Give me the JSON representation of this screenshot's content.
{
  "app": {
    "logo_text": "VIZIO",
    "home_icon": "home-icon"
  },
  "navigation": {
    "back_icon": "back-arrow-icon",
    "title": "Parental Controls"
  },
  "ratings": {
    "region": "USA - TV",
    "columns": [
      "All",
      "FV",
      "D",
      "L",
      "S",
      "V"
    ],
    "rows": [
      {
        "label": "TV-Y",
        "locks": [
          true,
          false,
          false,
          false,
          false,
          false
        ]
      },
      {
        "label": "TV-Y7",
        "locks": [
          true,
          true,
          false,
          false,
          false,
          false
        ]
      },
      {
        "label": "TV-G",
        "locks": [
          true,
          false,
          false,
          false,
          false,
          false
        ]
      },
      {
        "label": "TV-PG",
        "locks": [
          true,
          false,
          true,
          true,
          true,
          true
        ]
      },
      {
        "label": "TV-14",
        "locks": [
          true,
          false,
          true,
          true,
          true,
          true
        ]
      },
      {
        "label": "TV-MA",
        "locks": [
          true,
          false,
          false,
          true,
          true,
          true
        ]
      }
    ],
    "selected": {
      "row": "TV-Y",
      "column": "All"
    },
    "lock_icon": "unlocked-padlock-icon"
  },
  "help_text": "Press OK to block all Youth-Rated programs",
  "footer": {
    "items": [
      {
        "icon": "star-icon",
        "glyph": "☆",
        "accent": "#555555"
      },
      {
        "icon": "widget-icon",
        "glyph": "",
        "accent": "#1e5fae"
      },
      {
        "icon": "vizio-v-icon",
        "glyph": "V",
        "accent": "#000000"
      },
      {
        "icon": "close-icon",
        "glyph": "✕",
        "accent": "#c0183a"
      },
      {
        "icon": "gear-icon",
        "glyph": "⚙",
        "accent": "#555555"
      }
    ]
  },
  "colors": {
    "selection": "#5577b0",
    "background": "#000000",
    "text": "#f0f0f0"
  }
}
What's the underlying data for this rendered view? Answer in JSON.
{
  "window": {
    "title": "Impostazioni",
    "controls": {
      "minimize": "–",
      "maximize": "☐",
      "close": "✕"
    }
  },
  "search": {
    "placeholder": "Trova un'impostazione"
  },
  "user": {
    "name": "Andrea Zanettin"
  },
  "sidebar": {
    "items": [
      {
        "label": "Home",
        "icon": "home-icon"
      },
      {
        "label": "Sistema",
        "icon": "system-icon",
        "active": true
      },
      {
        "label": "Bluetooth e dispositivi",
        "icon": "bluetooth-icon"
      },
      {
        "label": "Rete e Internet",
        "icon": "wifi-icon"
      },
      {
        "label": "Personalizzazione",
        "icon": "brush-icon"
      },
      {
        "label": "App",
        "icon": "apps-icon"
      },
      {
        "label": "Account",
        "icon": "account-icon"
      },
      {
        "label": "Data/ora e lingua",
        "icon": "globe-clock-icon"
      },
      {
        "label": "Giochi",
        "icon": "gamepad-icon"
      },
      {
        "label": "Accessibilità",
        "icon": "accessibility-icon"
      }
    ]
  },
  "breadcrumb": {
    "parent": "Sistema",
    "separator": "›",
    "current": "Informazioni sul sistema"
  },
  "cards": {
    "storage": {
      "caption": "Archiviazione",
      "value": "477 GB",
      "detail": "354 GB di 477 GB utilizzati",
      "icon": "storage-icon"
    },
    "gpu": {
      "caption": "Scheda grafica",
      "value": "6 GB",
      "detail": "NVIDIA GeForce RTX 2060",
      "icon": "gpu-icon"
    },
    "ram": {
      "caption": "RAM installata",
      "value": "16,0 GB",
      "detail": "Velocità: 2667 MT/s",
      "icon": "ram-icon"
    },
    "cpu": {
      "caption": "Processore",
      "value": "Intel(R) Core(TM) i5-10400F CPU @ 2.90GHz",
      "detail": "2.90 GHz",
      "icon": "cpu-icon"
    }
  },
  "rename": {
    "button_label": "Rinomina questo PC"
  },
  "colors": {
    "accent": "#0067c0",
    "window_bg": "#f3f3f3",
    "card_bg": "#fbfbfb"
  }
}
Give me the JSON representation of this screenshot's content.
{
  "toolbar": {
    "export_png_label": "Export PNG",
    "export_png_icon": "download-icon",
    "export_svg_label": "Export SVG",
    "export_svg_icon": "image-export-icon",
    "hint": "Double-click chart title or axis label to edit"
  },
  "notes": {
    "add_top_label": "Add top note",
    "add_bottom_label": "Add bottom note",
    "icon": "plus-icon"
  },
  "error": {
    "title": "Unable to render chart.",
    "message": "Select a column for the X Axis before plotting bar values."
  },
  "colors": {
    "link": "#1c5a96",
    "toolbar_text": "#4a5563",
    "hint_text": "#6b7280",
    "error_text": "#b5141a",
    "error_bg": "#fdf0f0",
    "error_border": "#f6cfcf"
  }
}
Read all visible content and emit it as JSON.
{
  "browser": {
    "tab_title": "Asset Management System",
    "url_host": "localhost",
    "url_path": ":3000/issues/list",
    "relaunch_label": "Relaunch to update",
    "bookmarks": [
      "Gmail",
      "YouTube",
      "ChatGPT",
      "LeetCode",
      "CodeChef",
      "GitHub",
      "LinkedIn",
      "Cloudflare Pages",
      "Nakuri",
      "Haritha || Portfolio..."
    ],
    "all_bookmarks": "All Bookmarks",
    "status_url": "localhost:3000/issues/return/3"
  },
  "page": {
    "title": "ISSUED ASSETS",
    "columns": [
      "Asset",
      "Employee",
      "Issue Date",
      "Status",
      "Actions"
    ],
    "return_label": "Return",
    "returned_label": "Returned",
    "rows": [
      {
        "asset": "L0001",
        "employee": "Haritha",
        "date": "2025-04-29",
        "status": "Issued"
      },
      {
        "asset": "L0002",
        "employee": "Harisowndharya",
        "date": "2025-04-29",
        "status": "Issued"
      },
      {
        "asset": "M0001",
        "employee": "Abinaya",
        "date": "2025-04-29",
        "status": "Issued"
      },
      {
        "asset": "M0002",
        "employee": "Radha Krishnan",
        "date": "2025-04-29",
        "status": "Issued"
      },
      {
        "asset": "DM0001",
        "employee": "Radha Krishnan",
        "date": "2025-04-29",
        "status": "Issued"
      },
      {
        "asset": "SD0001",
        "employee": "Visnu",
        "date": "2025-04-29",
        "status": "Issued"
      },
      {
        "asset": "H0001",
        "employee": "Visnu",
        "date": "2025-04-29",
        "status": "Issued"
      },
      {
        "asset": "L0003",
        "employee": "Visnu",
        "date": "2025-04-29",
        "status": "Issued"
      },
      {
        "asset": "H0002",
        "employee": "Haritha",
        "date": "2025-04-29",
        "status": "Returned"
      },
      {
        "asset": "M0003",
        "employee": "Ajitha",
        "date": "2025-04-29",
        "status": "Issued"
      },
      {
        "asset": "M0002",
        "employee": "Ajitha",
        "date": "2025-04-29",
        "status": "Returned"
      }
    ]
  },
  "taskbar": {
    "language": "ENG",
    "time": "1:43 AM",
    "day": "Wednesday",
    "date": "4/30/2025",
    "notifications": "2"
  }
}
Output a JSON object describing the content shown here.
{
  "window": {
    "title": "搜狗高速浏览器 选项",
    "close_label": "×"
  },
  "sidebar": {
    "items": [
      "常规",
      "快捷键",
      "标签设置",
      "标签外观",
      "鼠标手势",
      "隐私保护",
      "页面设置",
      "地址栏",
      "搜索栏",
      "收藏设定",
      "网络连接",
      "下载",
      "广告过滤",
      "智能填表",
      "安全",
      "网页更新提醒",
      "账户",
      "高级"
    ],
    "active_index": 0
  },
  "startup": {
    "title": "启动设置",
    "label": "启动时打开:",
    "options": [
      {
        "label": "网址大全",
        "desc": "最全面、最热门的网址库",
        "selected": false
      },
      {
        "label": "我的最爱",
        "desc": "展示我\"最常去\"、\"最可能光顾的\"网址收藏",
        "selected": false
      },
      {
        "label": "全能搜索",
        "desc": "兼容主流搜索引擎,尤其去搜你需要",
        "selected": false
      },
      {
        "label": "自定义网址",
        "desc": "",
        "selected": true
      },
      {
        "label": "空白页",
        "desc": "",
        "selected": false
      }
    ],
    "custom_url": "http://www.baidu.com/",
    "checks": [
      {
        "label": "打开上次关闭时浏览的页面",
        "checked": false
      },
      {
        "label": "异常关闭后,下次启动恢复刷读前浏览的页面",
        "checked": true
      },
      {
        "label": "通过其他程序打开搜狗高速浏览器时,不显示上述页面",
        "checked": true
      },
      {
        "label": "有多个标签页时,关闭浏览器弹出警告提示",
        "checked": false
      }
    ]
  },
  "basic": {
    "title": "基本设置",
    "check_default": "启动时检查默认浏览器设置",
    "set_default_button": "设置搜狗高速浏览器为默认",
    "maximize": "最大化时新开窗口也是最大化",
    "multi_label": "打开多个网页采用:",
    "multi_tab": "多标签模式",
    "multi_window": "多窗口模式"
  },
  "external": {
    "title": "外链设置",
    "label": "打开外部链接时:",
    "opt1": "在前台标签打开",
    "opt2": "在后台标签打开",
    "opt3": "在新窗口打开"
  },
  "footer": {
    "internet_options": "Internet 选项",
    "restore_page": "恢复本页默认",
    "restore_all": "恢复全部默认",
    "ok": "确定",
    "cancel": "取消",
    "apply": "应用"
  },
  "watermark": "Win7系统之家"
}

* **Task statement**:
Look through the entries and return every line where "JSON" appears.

* **Answer box**:
Give me the JSON representation of this screenshot's content.
What's the underlying data for this rendered view? Answer in JSON.
Give me the JSON representation of this screenshot's content.
Read all visible content and emit it as JSON.
Output a JSON object describing the content shown here.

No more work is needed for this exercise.